(Collected data)
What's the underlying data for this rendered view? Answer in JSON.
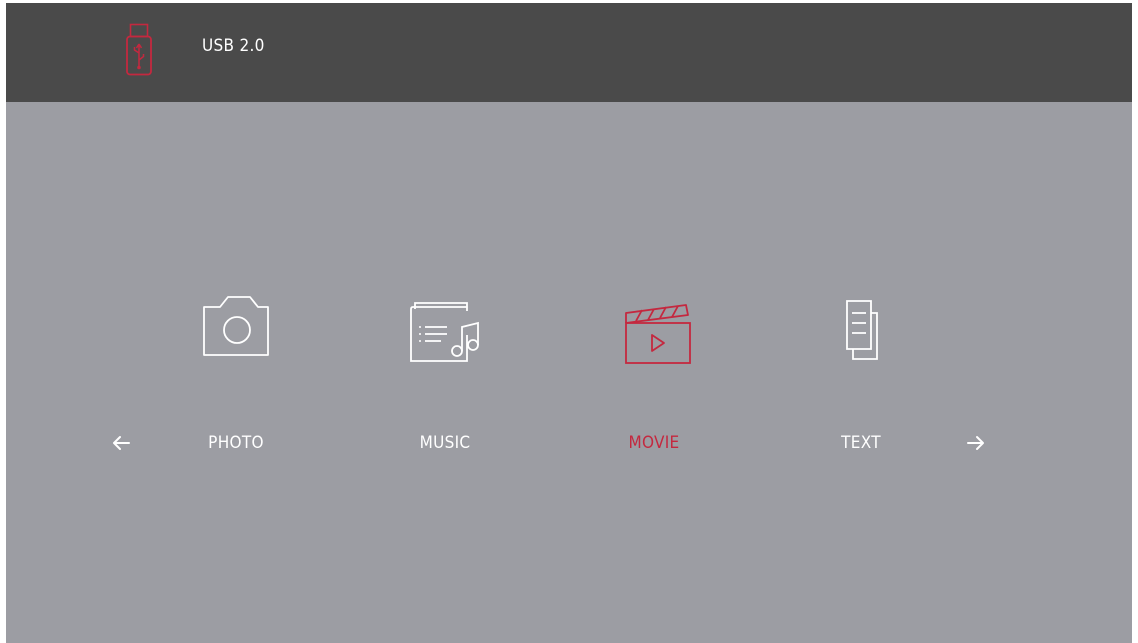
{
  "header": {
    "device_label": "USB 2.0",
    "device_icon": "usb-drive-icon"
  },
  "categories": [
    {
      "label": "PHOTO",
      "icon": "camera-icon",
      "selected": false
    },
    {
      "label": "MUSIC",
      "icon": "music-file-icon",
      "selected": false
    },
    {
      "label": "MOVIE",
      "icon": "clapperboard-icon",
      "selected": true
    },
    {
      "label": "TEXT",
      "icon": "document-icon",
      "selected": false
    }
  ],
  "navigation": {
    "prev_icon": "arrow-left-icon",
    "next_icon": "arrow-right-icon"
  },
  "colors": {
    "background": "#9c9da3",
    "header": "#4a4a4a",
    "accent": "#c4283f",
    "text": "#ffffff"
  }
}
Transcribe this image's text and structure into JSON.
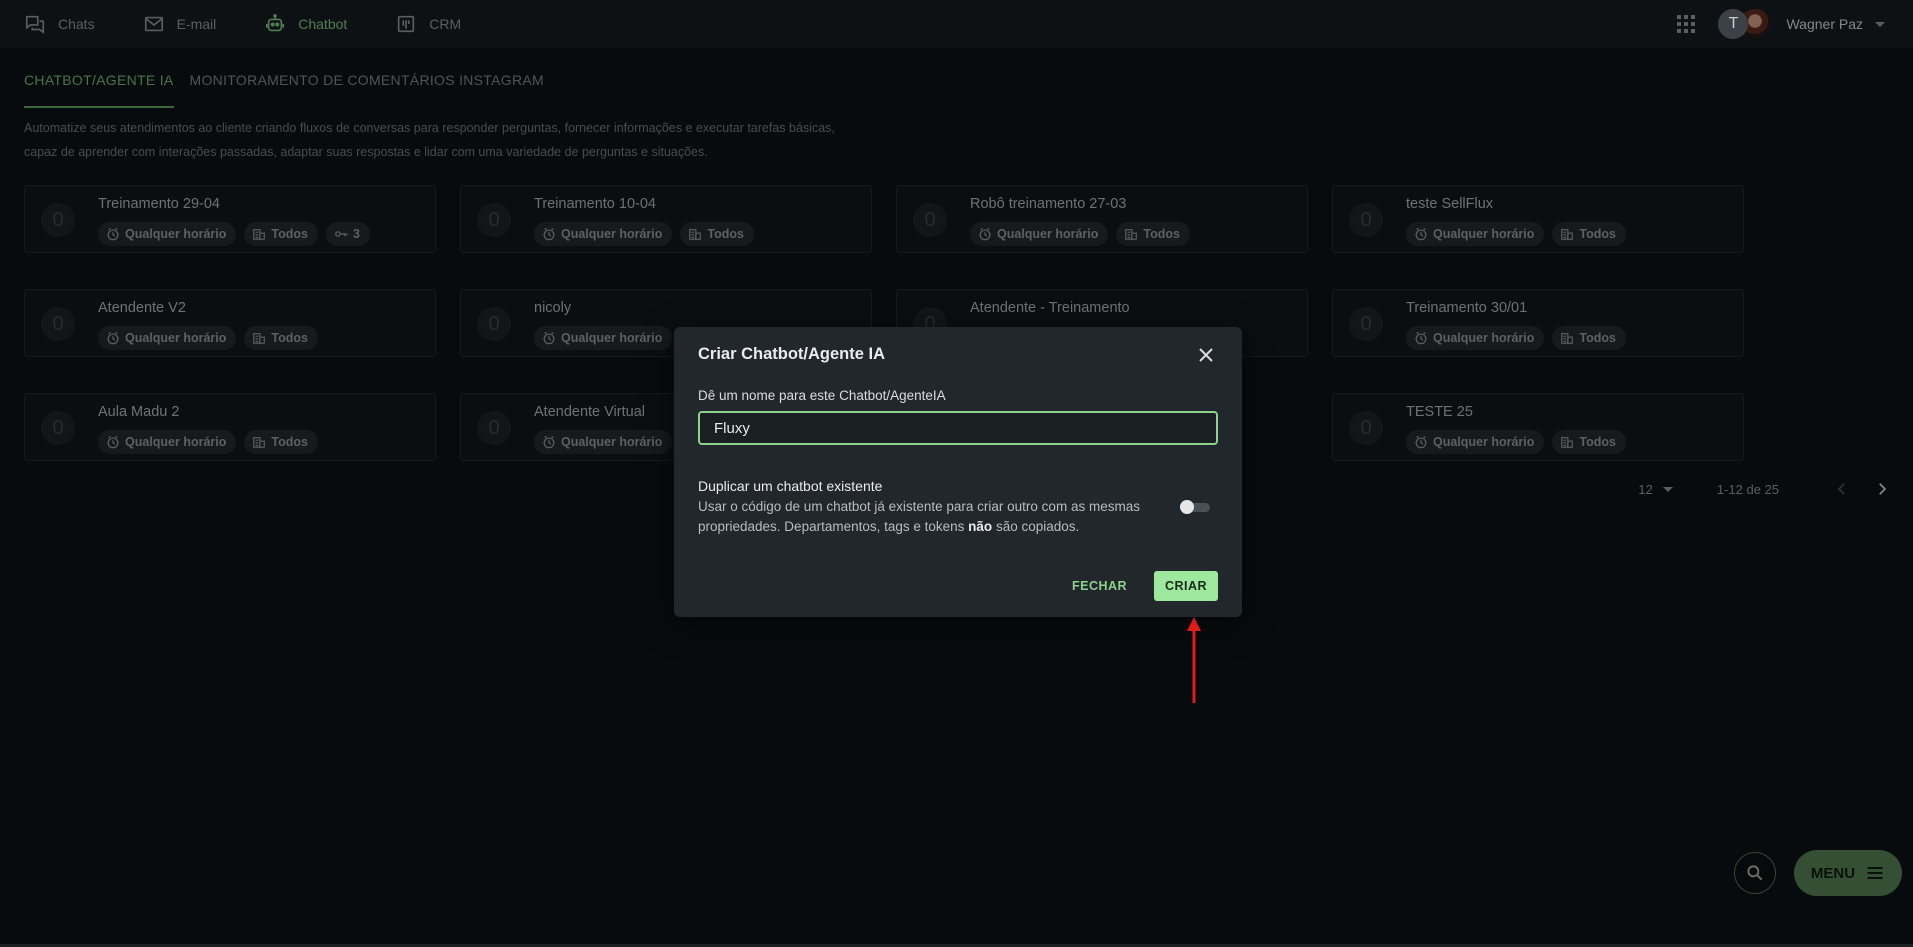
{
  "nav": {
    "items": [
      {
        "label": "Chats",
        "icon": "chats-icon"
      },
      {
        "label": "E-mail",
        "icon": "mail-icon"
      },
      {
        "label": "Chatbot",
        "icon": "robot-icon",
        "active": true
      },
      {
        "label": "CRM",
        "icon": "kanban-icon"
      }
    ],
    "avatar_letter": "T",
    "user_name": "Wagner Paz"
  },
  "tabs": [
    {
      "label": "CHATBOT/AGENTE IA",
      "active": true
    },
    {
      "label": "MONITORAMENTO DE COMENTÁRIOS INSTAGRAM",
      "active": false
    }
  ],
  "description": {
    "line1": "Automatize seus atendimentos ao cliente criando fluxos de conversas para responder perguntas, fornecer informações e executar tarefas básicas,",
    "line2": "capaz de aprender com interações passadas, adaptar suas respostas e lidar com uma variedade de perguntas e situações."
  },
  "cards": [
    {
      "title": "Treinamento 29-04",
      "badge": "0",
      "schedule": "Qualquer horário",
      "dept": "Todos",
      "keys": "3"
    },
    {
      "title": "Treinamento 10-04",
      "badge": "0",
      "schedule": "Qualquer horário",
      "dept": "Todos"
    },
    {
      "title": "Robô treinamento 27-03",
      "badge": "0",
      "schedule": "Qualquer horário",
      "dept": "Todos"
    },
    {
      "title": "teste SellFlux",
      "badge": "0",
      "schedule": "Qualquer horário",
      "dept": "Todos"
    },
    {
      "title": "Atendente V2",
      "badge": "0",
      "schedule": "Qualquer horário",
      "dept": "Todos"
    },
    {
      "title": "nicoly",
      "badge": "0",
      "schedule": "Qualquer horário"
    },
    {
      "title": "Atendente - Treinamento",
      "badge": "0"
    },
    {
      "title": "Treinamento 30/01",
      "badge": "0",
      "schedule": "Qualquer horário",
      "dept": "Todos"
    },
    {
      "title": "Aula Madu 2",
      "badge": "0",
      "schedule": "Qualquer horário",
      "dept": "Todos"
    },
    {
      "title": "Atendente Virtual",
      "badge": "0",
      "schedule": "Qualquer horário"
    },
    {
      "title": "TESTE 25",
      "badge": "0",
      "schedule": "Qualquer horário",
      "dept": "Todos"
    }
  ],
  "pagination": {
    "per_page": "12",
    "range": "1-12 de 25"
  },
  "modal": {
    "title": "Criar Chatbot/Agente IA",
    "name_label": "Dê um nome para este Chatbot/AgenteIA",
    "name_value": "Fluxy",
    "dup_title": "Duplicar um chatbot existente",
    "dup_desc_1": "Usar o código de um chatbot já existente para criar outro com as mesmas propriedades. Departamentos, tags e tokens ",
    "dup_desc_bold": "não",
    "dup_desc_2": " são copiados.",
    "duplicate_enabled": false,
    "close_label": "FECHAR",
    "create_label": "CRIAR"
  },
  "fab": {
    "menu_label": "MENU"
  },
  "colors": {
    "accent": "#7fbf7f",
    "create_button": "#9de89d",
    "annotation_arrow": "#e01b1b",
    "menu_button": "#527a52"
  }
}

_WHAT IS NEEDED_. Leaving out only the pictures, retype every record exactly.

_SOLUTION TO THIS EXERCISE_.
What's the underlying data for this rendered view? Answer in JSON.
{
  "header": {
    "device_label": "USB 2.0",
    "device_icon": "usb-drive-icon"
  },
  "categories": [
    {
      "label": "PHOTO",
      "icon": "camera-icon",
      "selected": false
    },
    {
      "label": "MUSIC",
      "icon": "music-file-icon",
      "selected": false
    },
    {
      "label": "MOVIE",
      "icon": "clapperboard-icon",
      "selected": true
    },
    {
      "label": "TEXT",
      "icon": "document-icon",
      "selected": false
    }
  ],
  "navigation": {
    "prev_icon": "arrow-left-icon",
    "next_icon": "arrow-right-icon"
  },
  "colors": {
    "background": "#9c9da3",
    "header": "#4a4a4a",
    "accent": "#c4283f",
    "text": "#ffffff"
  }
}
Transcribe this image's text and structure into JSON.
{
  "nav": {
    "items": [
      {
        "label": "Chats",
        "icon": "chats-icon"
      },
      {
        "label": "E-mail",
        "icon": "mail-icon"
      },
      {
        "label": "Chatbot",
        "icon": "robot-icon",
        "active": true
      },
      {
        "label": "CRM",
        "icon": "kanban-icon"
      }
    ],
    "avatar_letter": "T",
    "user_name": "Wagner Paz"
  },
  "tabs": [
    {
      "label": "CHATBOT/AGENTE IA",
      "active": true
    },
    {
      "label": "MONITORAMENTO DE COMENTÁRIOS INSTAGRAM",
      "active": false
    }
  ],
  "description": {
    "line1": "Automatize seus atendimentos ao cliente criando fluxos de conversas para responder perguntas, fornecer informações e executar tarefas básicas,",
    "line2": "capaz de aprender com interações passadas, adaptar suas respostas e lidar com uma variedade de perguntas e situações."
  },
  "cards": [
    {
      "title": "Treinamento 29-04",
      "badge": "0",
      "schedule": "Qualquer horário",
      "dept": "Todos",
      "keys": "3"
    },
    {
      "title": "Treinamento 10-04",
      "badge": "0",
      "schedule": "Qualquer horário",
      "dept": "Todos"
    },
    {
      "title": "Robô treinamento 27-03",
      "badge": "0",
      "schedule": "Qualquer horário",
      "dept": "Todos"
    },
    {
      "title": "teste SellFlux",
      "badge": "0",
      "schedule": "Qualquer horário",
      "dept": "Todos"
    },
    {
      "title": "Atendente V2",
      "badge": "0",
      "schedule": "Qualquer horário",
      "dept": "Todos"
    },
    {
      "title": "nicoly",
      "badge": "0",
      "schedule": "Qualquer horário"
    },
    {
      "title": "Atendente - Treinamento",
      "badge": "0"
    },
    {
      "title": "Treinamento 30/01",
      "badge": "0",
      "schedule": "Qualquer horário",
      "dept": "Todos"
    },
    {
      "title": "Aula Madu 2",
      "badge": "0",
      "schedule": "Qualquer horário",
      "dept": "Todos"
    },
    {
      "title": "Atendente Virtual",
      "badge": "0",
      "schedule": "Qualquer horário"
    },
    {
      "title": "TESTE 25",
      "badge": "0",
      "schedule": "Qualquer horário",
      "dept": "Todos"
    }
  ],
  "pagination": {
    "per_page": "12",
    "range": "1-12 de 25"
  },
  "modal": {
    "title": "Criar Chatbot/Agente IA",
    "name_label": "Dê um nome para este Chatbot/AgenteIA",
    "name_value": "Fluxy",
    "dup_title": "Duplicar um chatbot existente",
    "dup_desc_1": "Usar o código de um chatbot já existente para criar outro com as mesmas propriedades. Departamentos, tags e tokens ",
    "dup_desc_bold": "não",
    "dup_desc_2": " são copiados.",
    "duplicate_enabled": false,
    "close_label": "FECHAR",
    "create_label": "CRIAR"
  },
  "fab": {
    "menu_label": "MENU"
  },
  "colors": {
    "accent": "#7fbf7f",
    "create_button": "#9de89d",
    "annotation_arrow": "#e01b1b",
    "menu_button": "#527a52"
  }
}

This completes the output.